Exercise details » The finished copy should hold every entry exactly as given, and no pictures.

Extracted records »
────────

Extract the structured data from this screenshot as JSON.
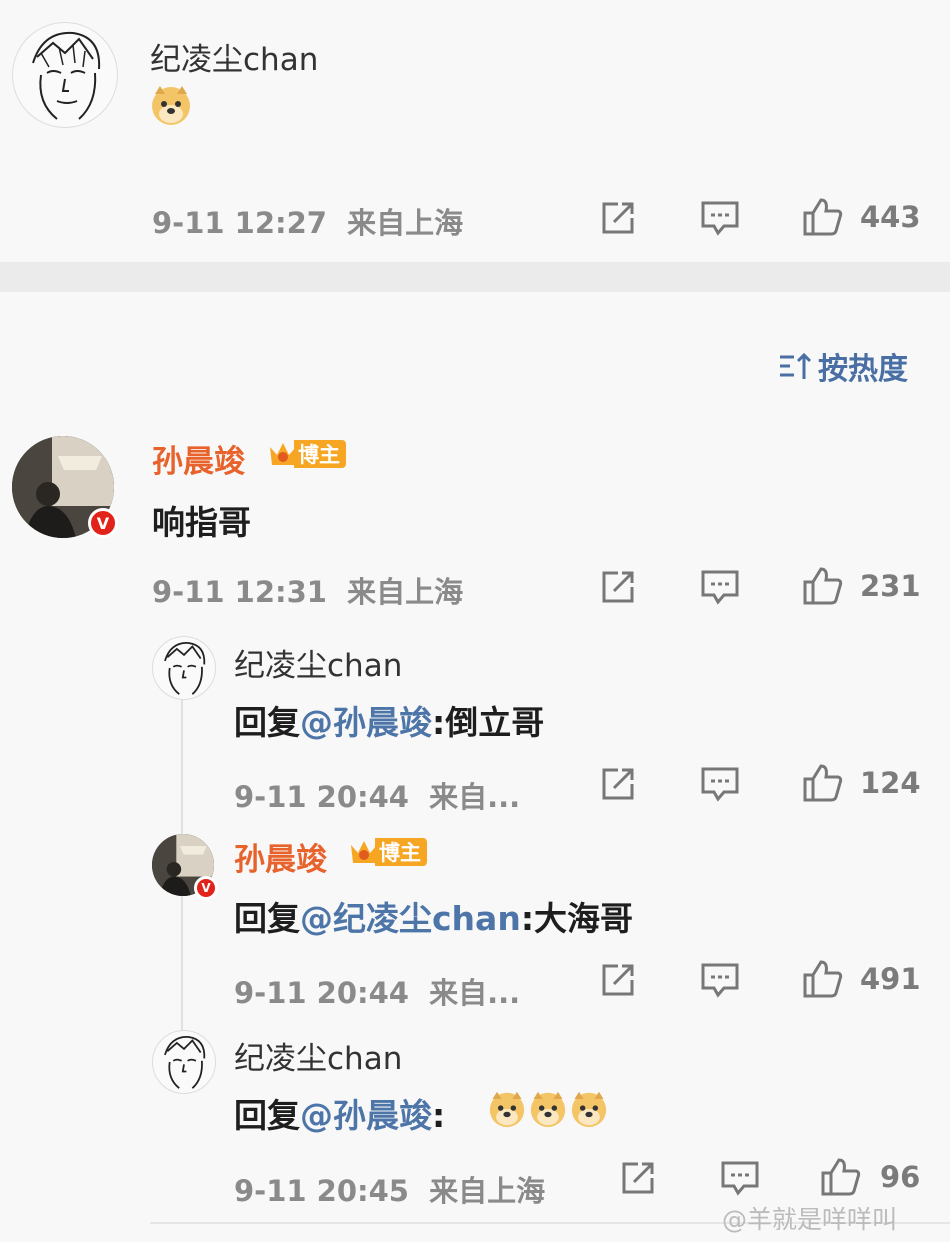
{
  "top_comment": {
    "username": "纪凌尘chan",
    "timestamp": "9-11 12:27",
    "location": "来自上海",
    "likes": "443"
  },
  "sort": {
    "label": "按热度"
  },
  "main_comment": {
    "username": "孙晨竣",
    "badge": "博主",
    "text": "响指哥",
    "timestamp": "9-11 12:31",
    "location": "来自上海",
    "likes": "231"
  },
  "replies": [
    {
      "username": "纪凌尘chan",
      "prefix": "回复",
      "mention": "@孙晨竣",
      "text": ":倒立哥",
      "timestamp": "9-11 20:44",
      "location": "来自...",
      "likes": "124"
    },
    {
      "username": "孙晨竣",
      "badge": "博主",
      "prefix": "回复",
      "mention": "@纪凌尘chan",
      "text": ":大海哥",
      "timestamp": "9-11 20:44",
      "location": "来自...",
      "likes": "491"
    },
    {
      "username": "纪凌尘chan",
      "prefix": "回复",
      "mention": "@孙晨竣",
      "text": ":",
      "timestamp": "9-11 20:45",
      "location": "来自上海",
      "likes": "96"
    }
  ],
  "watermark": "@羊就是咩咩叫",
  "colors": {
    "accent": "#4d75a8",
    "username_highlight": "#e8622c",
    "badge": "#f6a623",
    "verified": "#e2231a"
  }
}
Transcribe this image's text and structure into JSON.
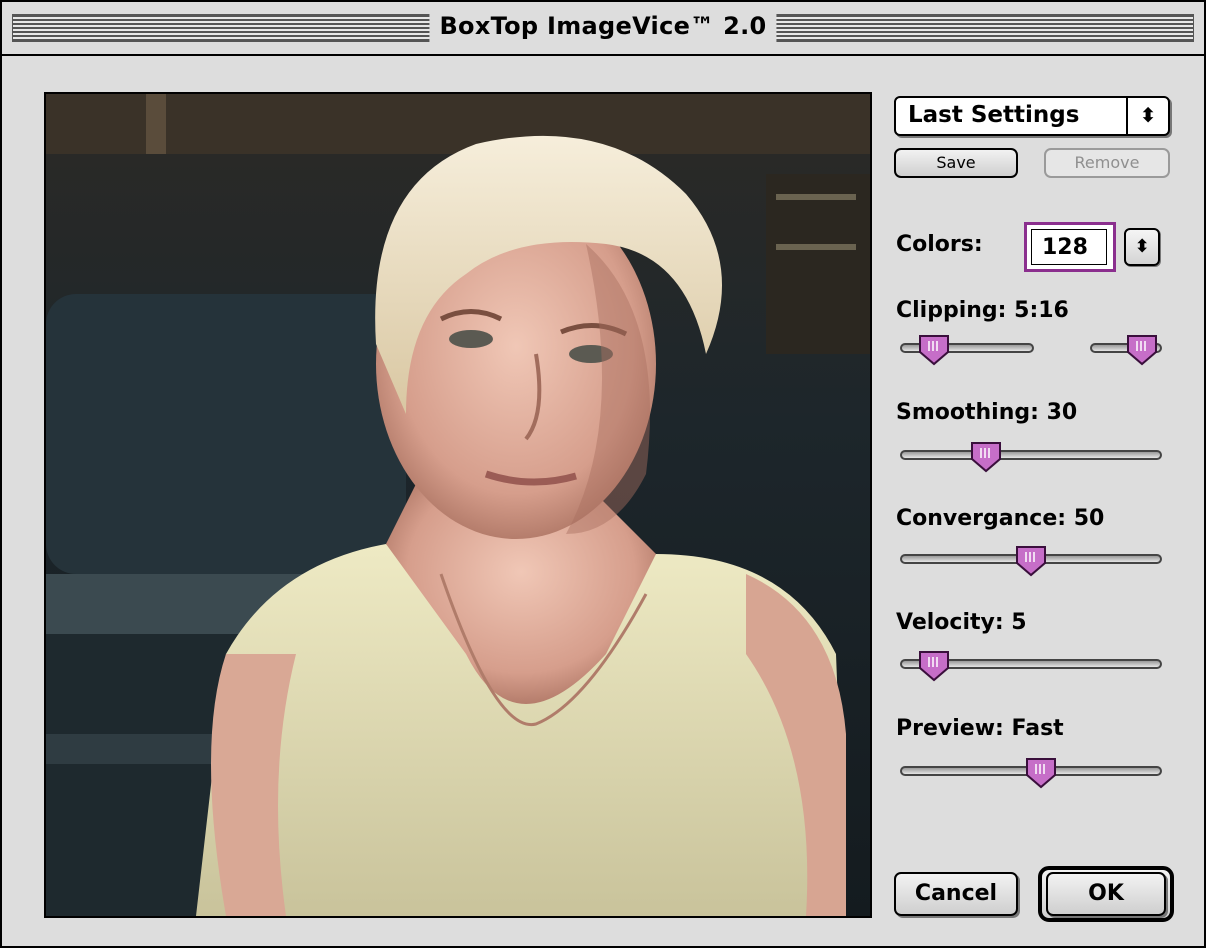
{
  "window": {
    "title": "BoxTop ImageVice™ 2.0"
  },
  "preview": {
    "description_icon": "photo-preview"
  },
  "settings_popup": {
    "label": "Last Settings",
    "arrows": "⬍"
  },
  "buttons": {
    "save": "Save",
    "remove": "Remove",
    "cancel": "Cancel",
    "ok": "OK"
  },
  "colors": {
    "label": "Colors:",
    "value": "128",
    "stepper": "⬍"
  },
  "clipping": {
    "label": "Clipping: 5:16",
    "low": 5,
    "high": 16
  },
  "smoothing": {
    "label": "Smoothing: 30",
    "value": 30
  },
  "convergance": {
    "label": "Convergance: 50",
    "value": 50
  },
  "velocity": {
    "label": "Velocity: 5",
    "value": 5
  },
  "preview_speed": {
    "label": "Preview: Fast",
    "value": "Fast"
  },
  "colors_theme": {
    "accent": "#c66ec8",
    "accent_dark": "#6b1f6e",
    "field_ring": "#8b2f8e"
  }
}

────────

Result of the exercise »
Extract the structured data from this screenshot as JSON.
{
  "top_comment": {
    "username": "纪凌尘chan",
    "timestamp": "9-11 12:27",
    "location": "来自上海",
    "likes": "443"
  },
  "sort": {
    "label": "按热度"
  },
  "main_comment": {
    "username": "孙晨竣",
    "badge": "博主",
    "text": "响指哥",
    "timestamp": "9-11 12:31",
    "location": "来自上海",
    "likes": "231"
  },
  "replies": [
    {
      "username": "纪凌尘chan",
      "prefix": "回复",
      "mention": "@孙晨竣",
      "text": ":倒立哥",
      "timestamp": "9-11 20:44",
      "location": "来自...",
      "likes": "124"
    },
    {
      "username": "孙晨竣",
      "badge": "博主",
      "prefix": "回复",
      "mention": "@纪凌尘chan",
      "text": ":大海哥",
      "timestamp": "9-11 20:44",
      "location": "来自...",
      "likes": "491"
    },
    {
      "username": "纪凌尘chan",
      "prefix": "回复",
      "mention": "@孙晨竣",
      "text": ":",
      "timestamp": "9-11 20:45",
      "location": "来自上海",
      "likes": "96"
    }
  ],
  "watermark": "@羊就是咩咩叫",
  "colors": {
    "accent": "#4d75a8",
    "username_highlight": "#e8622c",
    "badge": "#f6a623",
    "verified": "#e2231a"
  }
}
Transcribe this image's text and structure into JSON.
{
  "window": {
    "title": "BoxTop ImageVice™ 2.0"
  },
  "preview": {
    "description_icon": "photo-preview"
  },
  "settings_popup": {
    "label": "Last Settings",
    "arrows": "⬍"
  },
  "buttons": {
    "save": "Save",
    "remove": "Remove",
    "cancel": "Cancel",
    "ok": "OK"
  },
  "colors": {
    "label": "Colors:",
    "value": "128",
    "stepper": "⬍"
  },
  "clipping": {
    "label": "Clipping: 5:16",
    "low": 5,
    "high": 16
  },
  "smoothing": {
    "label": "Smoothing: 30",
    "value": 30
  },
  "convergance": {
    "label": "Convergance: 50",
    "value": 50
  },
  "velocity": {
    "label": "Velocity: 5",
    "value": 5
  },
  "preview_speed": {
    "label": "Preview: Fast",
    "value": "Fast"
  },
  "colors_theme": {
    "accent": "#c66ec8",
    "accent_dark": "#6b1f6e",
    "field_ring": "#8b2f8e"
  }
}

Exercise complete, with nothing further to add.